I just finished reading "The Swan Thieves" by Elizabeth Kostova, whose debut novel, "The Historian" was a runaway bestseller. In fact, "The Historian" was the first debut novel to hit #1 on the New York Times Bestsellers list. While "The Swan Thieves" will undoubtedly finds its way to this and other bestseller lists, my feeling is that it will quickly find its way off those same lists.
"The Swan Thieves" is primarily the story of two men, Dr. Andrew Marlow and Robert Oliver, as well as love, art and obsession.
Robert Oliver is a brilliant artist who is remanded to psychiatric care after attempting to slash a painting with a pocketknife at the National Gallery in Washington, D.C.. Andrew Marlow is the doctor who attempts to treat Oliver, but runs into a major problem- shortly after his commitment to the hospital, Oliver gives Marlow permission to speak with anyone about him, then refuses to speak anymore.
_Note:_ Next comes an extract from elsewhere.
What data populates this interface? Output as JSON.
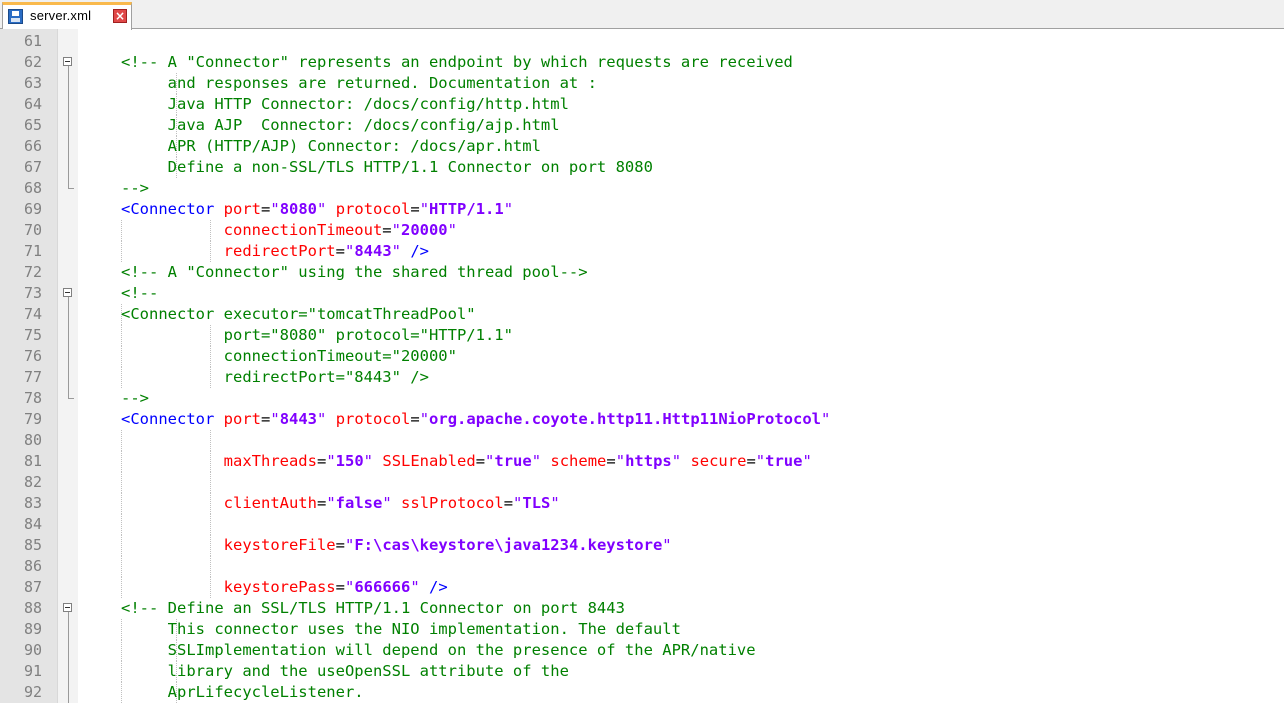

Day after day, Oliver draws and paints pictures of the same beautiful woman whom Marlow is convinced holds the key to helping Oliver. As Marlow tracks down and speaks with Robert's former wife and girlfriend, he becomes nearly as obsessed with the mystery woman in the paintings, causing him to straddle the lines of professional ethics. His search for answers, ostensibly in his patients behalf, lead him to travel up and down the east coast, to Mexico and then to Europe.
"The Swan Thieves" is an impressive story that has alternating chapters with historical elements, discusses art, particularly Impressionism, contains a mystery at its core, and deals with love- love realized, love lost and love that was never meant to be. Having said this, "The Swan Thieves" also contains some near-fatal flaws.
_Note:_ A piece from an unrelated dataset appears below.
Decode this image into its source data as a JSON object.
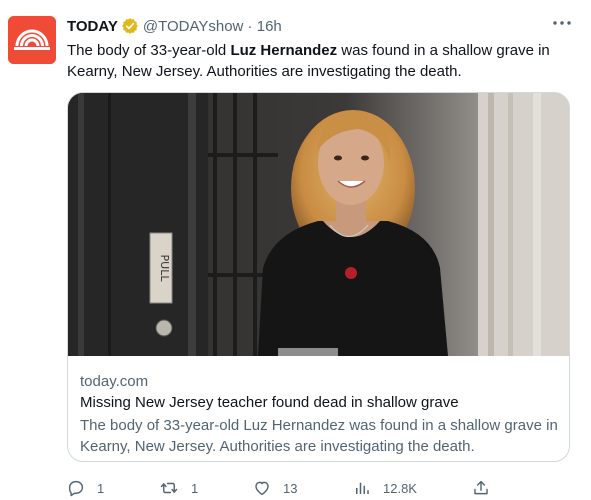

Kostova is a wordsmith who has an love of description, which, much like her character Robert Oliver, who was sidetracked from a bright career by his obsession, her story is often sidetracked by obsessively over-descriptive prose. The story arc is interesting, but could have benefited from an editor unafraid to assert some editorial control, allowing the same story to be told in three to four hundred pages rather than the nearly six-hundred page tome that it is. I often got bored and distracted, having to put the book down, as the story seemed to be progressing to nowhere (while reading the first 200 pages of "The Swan Thieves", I started and finished two other books).
The other problem that continues to stalk Kostova, as it did in "The Historian," is the inability to provide a satisfying ending. The climax of the story comes very late, wrapping up the story in an weak and insubstantial denouement. I already understood why Robert Oliver attacked the painting by about page 300 and all the final pages did was confirm what I already knew. As in "The Historian," the story overpowers and supplants the ending, making the book worth the read even with a disappointing ending.
Just be warned, a casual read this is not. "A" for effort, "B" for the story, but a "D" for the long-winded telling.